Big tree

C. decurrens.


Probably C. decurrens, but there are few data on the other species.


A very small amount of work has been done with C. decurrens, which forms many false rings but can sometimes be dated using densitometric methods (Dobry and Kyncl 1992) or ring widths (chronologies by King and Graumlich, 1990, on file with the WDC for Paleoclimatology. None of the other species appear to have been used in dendrochronology.


As with so many species of Cupressaceae, the wood is soft but highly resistant to decay, fragrant, and easily worked. The two common species, C. decurrens and C. macrolepis, have therefore been used for construction and for finer work such as furniture and finish carpentry. They are also widely planted as ornamentals. The two rare species, C. funebris and C. rupestris, would likely be put to similar uses, but I have found no record of the ethnobotanical uses of those taxa.


See the species descriptions.


Named from Greek: callos, beautiful, and kedros, cedar (Thieret 1993).


Dobry, J., and J. Kyncl. 1992. Tree-ring density profiles in Cupressaceae. Pp. 83-84 in T.S. Bartholin, B.E. Berglund, D. Eckstein, F.H. Schweingruber, and O. Eggertsson (eds.), Tree Rings and Environment: Proceedings of the International Symposium, Ystad, South Sweden, 3-9 September, 1990. Department of Quaternary Geology, Lund University, Sweden: Lundqua Report 34.

Kurz, S. 1873. On a few new plants from Yunan. Journal of Botany 11:193-196, t. 133. Available: Biodiversity Heritage Library, accessed 2012.11.25.

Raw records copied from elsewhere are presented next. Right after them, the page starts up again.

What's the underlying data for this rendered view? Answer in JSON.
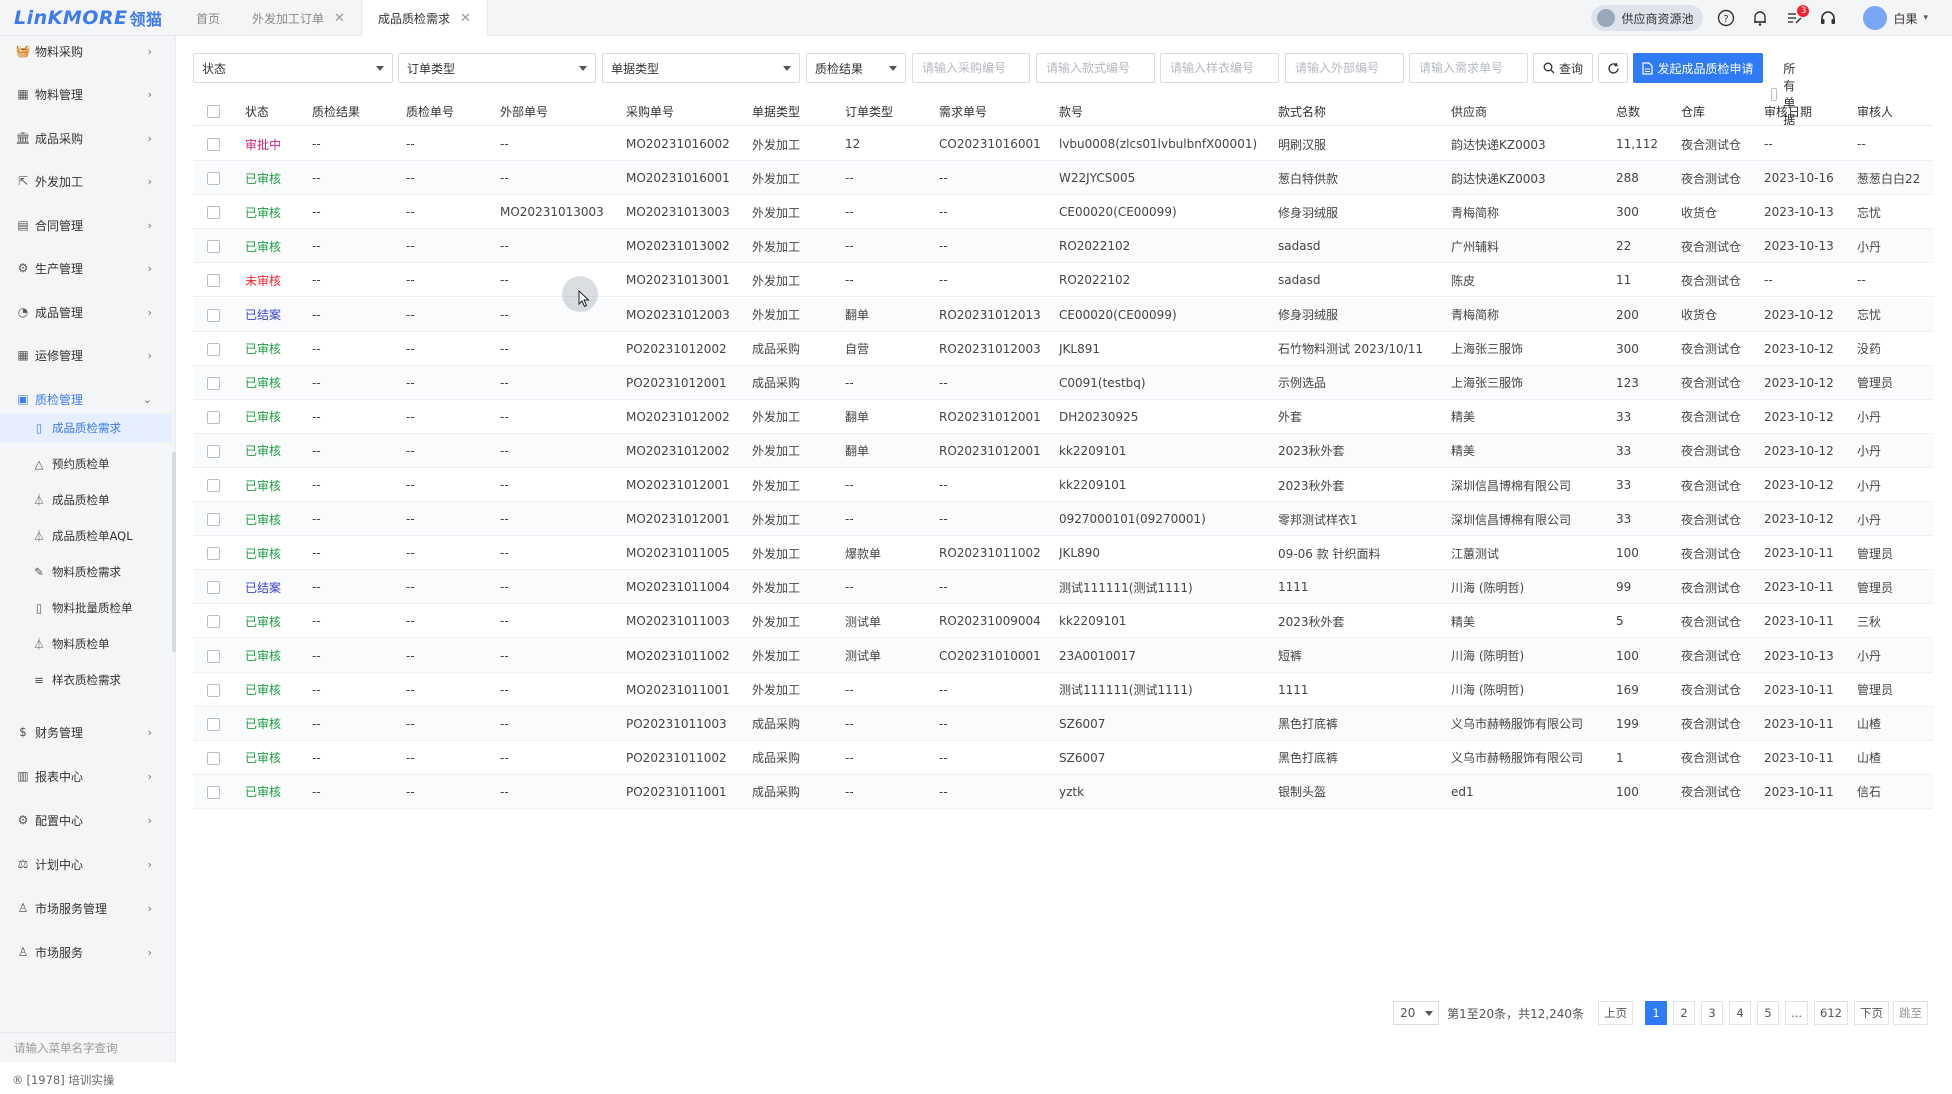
{
  "app": {
    "logo_en": "LinKMORE",
    "logo_cn": "领猫",
    "tabs": [
      {
        "label": "首页",
        "closable": false,
        "active": false
      },
      {
        "label": "外发加工订单",
        "closable": true,
        "active": false
      },
      {
        "label": "成品质检需求",
        "closable": true,
        "active": true
      }
    ],
    "supplier_button": "供应商资源池",
    "notification_badge": "3",
    "user_name": "白果"
  },
  "colors": {
    "primary": "#2f7bf5",
    "approved": "#1a9e3f",
    "pending": "#d4237a",
    "unapproved": "#f5222d",
    "closed": "#3b43d6"
  },
  "sidebar": {
    "items": [
      {
        "label": "物料采购",
        "icon": "basket-icon"
      },
      {
        "label": "物料管理",
        "icon": "boxes-icon"
      },
      {
        "label": "成品采购",
        "icon": "bank-icon"
      },
      {
        "label": "外发加工",
        "icon": "external-link-icon"
      },
      {
        "label": "合同管理",
        "icon": "contract-icon"
      },
      {
        "label": "生产管理",
        "icon": "gears-icon"
      },
      {
        "label": "成品管理",
        "icon": "chart-pie-icon"
      },
      {
        "label": "运修管理",
        "icon": "boxes-icon"
      },
      {
        "label": "质检管理",
        "icon": "qc-icon"
      }
    ],
    "sub_items": [
      {
        "label": "成品质检需求",
        "icon": "doc-icon",
        "active": true
      },
      {
        "label": "预约质检单",
        "icon": "bell-icon"
      },
      {
        "label": "成品质检单",
        "icon": "flask-icon"
      },
      {
        "label": "成品质检单AQL",
        "icon": "flask-icon"
      },
      {
        "label": "物料质检需求",
        "icon": "edit-icon"
      },
      {
        "label": "物料批量质检单",
        "icon": "doc-icon"
      },
      {
        "label": "物料质检单",
        "icon": "flask-icon"
      },
      {
        "label": "样衣质检需求",
        "icon": "doc-list-icon"
      }
    ],
    "bottom_items": [
      {
        "label": "财务管理",
        "icon": "dollar-icon"
      },
      {
        "label": "报表中心",
        "icon": "bar-chart-icon"
      },
      {
        "label": "配置中心",
        "icon": "gears-icon"
      },
      {
        "label": "计划中心",
        "icon": "scale-icon"
      },
      {
        "label": "市场服务管理",
        "icon": "user-icon"
      },
      {
        "label": "市场服务",
        "icon": "user-icon"
      }
    ],
    "search_placeholder": "请输入菜单名字查询",
    "footer": "[1978] 培训实操"
  },
  "filters": {
    "status": "状态",
    "order_type": "订单类型",
    "doc_type": "单据类型",
    "qc_result": "质检结果",
    "ph_purchase_no": "请输入采购编号",
    "ph_style_no": "请输入款式编号",
    "ph_sample_no": "请输入样衣编号",
    "ph_external_no": "请输入外部编号",
    "ph_demand_no": "请输入需求单号",
    "query_label": "查询",
    "create_label": "发起成品质检申请",
    "all_docs_label": "所有单据"
  },
  "table": {
    "headers": [
      "状态",
      "质检结果",
      "质检单号",
      "外部单号",
      "采购单号",
      "单据类型",
      "订单类型",
      "需求单号",
      "款号",
      "款式名称",
      "供应商",
      "总数",
      "仓库",
      "审核日期",
      "审核人"
    ],
    "rows": [
      {
        "status": "审批中",
        "status_kind": "pending",
        "qc_result": "--",
        "qc_no": "--",
        "ext_no": "--",
        "po_no": "MO20231016002",
        "doc_type": "外发加工",
        "order_type": "12",
        "demand_no": "CO20231016001",
        "style_no": "lvbu0008(zlcs01lvbulbnfX00001)",
        "style_name": "明刷汉服",
        "supplier": "韵达快递KZ0003",
        "total": "11,112",
        "warehouse": "夜合测试仓",
        "audit_date": "--",
        "auditor": "--"
      },
      {
        "status": "已审核",
        "status_kind": "approved",
        "qc_result": "--",
        "qc_no": "--",
        "ext_no": "--",
        "po_no": "MO20231016001",
        "doc_type": "外发加工",
        "order_type": "--",
        "demand_no": "--",
        "style_no": "W22JYCS005",
        "style_name": "葱白特供款",
        "supplier": "韵达快递KZ0003",
        "total": "288",
        "warehouse": "夜合测试仓",
        "audit_date": "2023-10-16",
        "auditor": "葱葱白白22"
      },
      {
        "status": "已审核",
        "status_kind": "approved",
        "qc_result": "--",
        "qc_no": "--",
        "ext_no": "MO20231013003",
        "po_no": "MO20231013003",
        "doc_type": "外发加工",
        "order_type": "--",
        "demand_no": "--",
        "style_no": "CE00020(CE00099)",
        "style_name": "修身羽绒服",
        "supplier": "青梅简称",
        "total": "300",
        "warehouse": "收货仓",
        "audit_date": "2023-10-13",
        "auditor": "忘忧"
      },
      {
        "status": "已审核",
        "status_kind": "approved",
        "qc_result": "--",
        "qc_no": "--",
        "ext_no": "--",
        "po_no": "MO20231013002",
        "doc_type": "外发加工",
        "order_type": "--",
        "demand_no": "--",
        "style_no": "RO2022102",
        "style_name": "sadasd",
        "supplier": "广州辅料",
        "total": "22",
        "warehouse": "夜合测试仓",
        "audit_date": "2023-10-13",
        "auditor": "小丹"
      },
      {
        "status": "未审核",
        "status_kind": "unapproved",
        "qc_result": "--",
        "qc_no": "--",
        "ext_no": "--",
        "po_no": "MO20231013001",
        "doc_type": "外发加工",
        "order_type": "--",
        "demand_no": "--",
        "style_no": "RO2022102",
        "style_name": "sadasd",
        "supplier": "陈皮",
        "total": "11",
        "warehouse": "夜合测试仓",
        "audit_date": "--",
        "auditor": "--"
      },
      {
        "status": "已结案",
        "status_kind": "closed",
        "qc_result": "--",
        "qc_no": "--",
        "ext_no": "--",
        "po_no": "MO20231012003",
        "doc_type": "外发加工",
        "order_type": "翻单",
        "demand_no": "RO20231012013",
        "style_no": "CE00020(CE00099)",
        "style_name": "修身羽绒服",
        "supplier": "青梅简称",
        "total": "200",
        "warehouse": "收货仓",
        "audit_date": "2023-10-12",
        "auditor": "忘忧"
      },
      {
        "status": "已审核",
        "status_kind": "approved",
        "qc_result": "--",
        "qc_no": "--",
        "ext_no": "--",
        "po_no": "PO20231012002",
        "doc_type": "成品采购",
        "order_type": "自营",
        "demand_no": "RO20231012003",
        "style_no": "JKL891",
        "style_name": "石竹物料测试 2023/10/11",
        "supplier": "上海张三服饰",
        "total": "300",
        "warehouse": "夜合测试仓",
        "audit_date": "2023-10-12",
        "auditor": "没药"
      },
      {
        "status": "已审核",
        "status_kind": "approved",
        "qc_result": "--",
        "qc_no": "--",
        "ext_no": "--",
        "po_no": "PO20231012001",
        "doc_type": "成品采购",
        "order_type": "--",
        "demand_no": "--",
        "style_no": "C0091(testbq)",
        "style_name": "示例选品",
        "supplier": "上海张三服饰",
        "total": "123",
        "warehouse": "夜合测试仓",
        "audit_date": "2023-10-12",
        "auditor": "管理员"
      },
      {
        "status": "已审核",
        "status_kind": "approved",
        "qc_result": "--",
        "qc_no": "--",
        "ext_no": "--",
        "po_no": "MO20231012002",
        "doc_type": "外发加工",
        "order_type": "翻单",
        "demand_no": "RO20231012001",
        "style_no": "DH20230925",
        "style_name": "外套",
        "supplier": "精美",
        "total": "33",
        "warehouse": "夜合测试仓",
        "audit_date": "2023-10-12",
        "auditor": "小丹"
      },
      {
        "status": "已审核",
        "status_kind": "approved",
        "qc_result": "--",
        "qc_no": "--",
        "ext_no": "--",
        "po_no": "MO20231012002",
        "doc_type": "外发加工",
        "order_type": "翻单",
        "demand_no": "RO20231012001",
        "style_no": "kk2209101",
        "style_name": "2023秋外套",
        "supplier": "精美",
        "total": "33",
        "warehouse": "夜合测试仓",
        "audit_date": "2023-10-12",
        "auditor": "小丹"
      },
      {
        "status": "已审核",
        "status_kind": "approved",
        "qc_result": "--",
        "qc_no": "--",
        "ext_no": "--",
        "po_no": "MO20231012001",
        "doc_type": "外发加工",
        "order_type": "--",
        "demand_no": "--",
        "style_no": "kk2209101",
        "style_name": "2023秋外套",
        "supplier": "深圳信昌博棉有限公司",
        "total": "33",
        "warehouse": "夜合测试仓",
        "audit_date": "2023-10-12",
        "auditor": "小丹"
      },
      {
        "status": "已审核",
        "status_kind": "approved",
        "qc_result": "--",
        "qc_no": "--",
        "ext_no": "--",
        "po_no": "MO20231012001",
        "doc_type": "外发加工",
        "order_type": "--",
        "demand_no": "--",
        "style_no": "0927000101(09270001)",
        "style_name": "零邦测试样衣1",
        "supplier": "深圳信昌博棉有限公司",
        "total": "33",
        "warehouse": "夜合测试仓",
        "audit_date": "2023-10-12",
        "auditor": "小丹"
      },
      {
        "status": "已审核",
        "status_kind": "approved",
        "qc_result": "--",
        "qc_no": "--",
        "ext_no": "--",
        "po_no": "MO20231011005",
        "doc_type": "外发加工",
        "order_type": "爆款单",
        "demand_no": "RO20231011002",
        "style_no": "JKL890",
        "style_name": "09-06 款 针织面料",
        "supplier": "江蕙测试",
        "total": "100",
        "warehouse": "夜合测试仓",
        "audit_date": "2023-10-11",
        "auditor": "管理员"
      },
      {
        "status": "已结案",
        "status_kind": "closed",
        "qc_result": "--",
        "qc_no": "--",
        "ext_no": "--",
        "po_no": "MO20231011004",
        "doc_type": "外发加工",
        "order_type": "--",
        "demand_no": "--",
        "style_no": "测试111111(测试1111)",
        "style_name": "1111",
        "supplier": "川海 (陈明哲)",
        "total": "99",
        "warehouse": "夜合测试仓",
        "audit_date": "2023-10-11",
        "auditor": "管理员"
      },
      {
        "status": "已审核",
        "status_kind": "approved",
        "qc_result": "--",
        "qc_no": "--",
        "ext_no": "--",
        "po_no": "MO20231011003",
        "doc_type": "外发加工",
        "order_type": "测试单",
        "demand_no": "RO20231009004",
        "style_no": "kk2209101",
        "style_name": "2023秋外套",
        "supplier": "精美",
        "total": "5",
        "warehouse": "夜合测试仓",
        "audit_date": "2023-10-11",
        "auditor": "三秋"
      },
      {
        "status": "已审核",
        "status_kind": "approved",
        "qc_result": "--",
        "qc_no": "--",
        "ext_no": "--",
        "po_no": "MO20231011002",
        "doc_type": "外发加工",
        "order_type": "测试单",
        "demand_no": "CO20231010001",
        "style_no": "23A0010017",
        "style_name": "短裤",
        "supplier": "川海 (陈明哲)",
        "total": "100",
        "warehouse": "夜合测试仓",
        "audit_date": "2023-10-13",
        "auditor": "小丹"
      },
      {
        "status": "已审核",
        "status_kind": "approved",
        "qc_result": "--",
        "qc_no": "--",
        "ext_no": "--",
        "po_no": "MO20231011001",
        "doc_type": "外发加工",
        "order_type": "--",
        "demand_no": "--",
        "style_no": "测试111111(测试1111)",
        "style_name": "1111",
        "supplier": "川海 (陈明哲)",
        "total": "169",
        "warehouse": "夜合测试仓",
        "audit_date": "2023-10-11",
        "auditor": "管理员"
      },
      {
        "status": "已审核",
        "status_kind": "approved",
        "qc_result": "--",
        "qc_no": "--",
        "ext_no": "--",
        "po_no": "PO20231011003",
        "doc_type": "成品采购",
        "order_type": "--",
        "demand_no": "--",
        "style_no": "SZ6007",
        "style_name": "黑色打底裤",
        "supplier": "义乌市赫畅服饰有限公司",
        "total": "199",
        "warehouse": "夜合测试仓",
        "audit_date": "2023-10-11",
        "auditor": "山楂"
      },
      {
        "status": "已审核",
        "status_kind": "approved",
        "qc_result": "--",
        "qc_no": "--",
        "ext_no": "--",
        "po_no": "PO20231011002",
        "doc_type": "成品采购",
        "order_type": "--",
        "demand_no": "--",
        "style_no": "SZ6007",
        "style_name": "黑色打底裤",
        "supplier": "义乌市赫畅服饰有限公司",
        "total": "1",
        "warehouse": "夜合测试仓",
        "audit_date": "2023-10-11",
        "auditor": "山楂"
      },
      {
        "status": "已审核",
        "status_kind": "approved",
        "qc_result": "--",
        "qc_no": "--",
        "ext_no": "--",
        "po_no": "PO20231011001",
        "doc_type": "成品采购",
        "order_type": "--",
        "demand_no": "--",
        "style_no": "yztk",
        "style_name": "银制头盔",
        "supplier": "ed1",
        "total": "100",
        "warehouse": "夜合测试仓",
        "audit_date": "2023-10-11",
        "auditor": "信石"
      }
    ]
  },
  "pagination": {
    "page_size": "20",
    "summary": "第1至20条，共12,240条",
    "prev": "上页",
    "pages": [
      "1",
      "2",
      "3",
      "4",
      "5",
      "...",
      "612"
    ],
    "current": "1",
    "next": "下页",
    "jump": "跳至"
  }
}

See also

Farjon (2005) provides a detailed account, with illustrations.

Last Modified 2017-12-29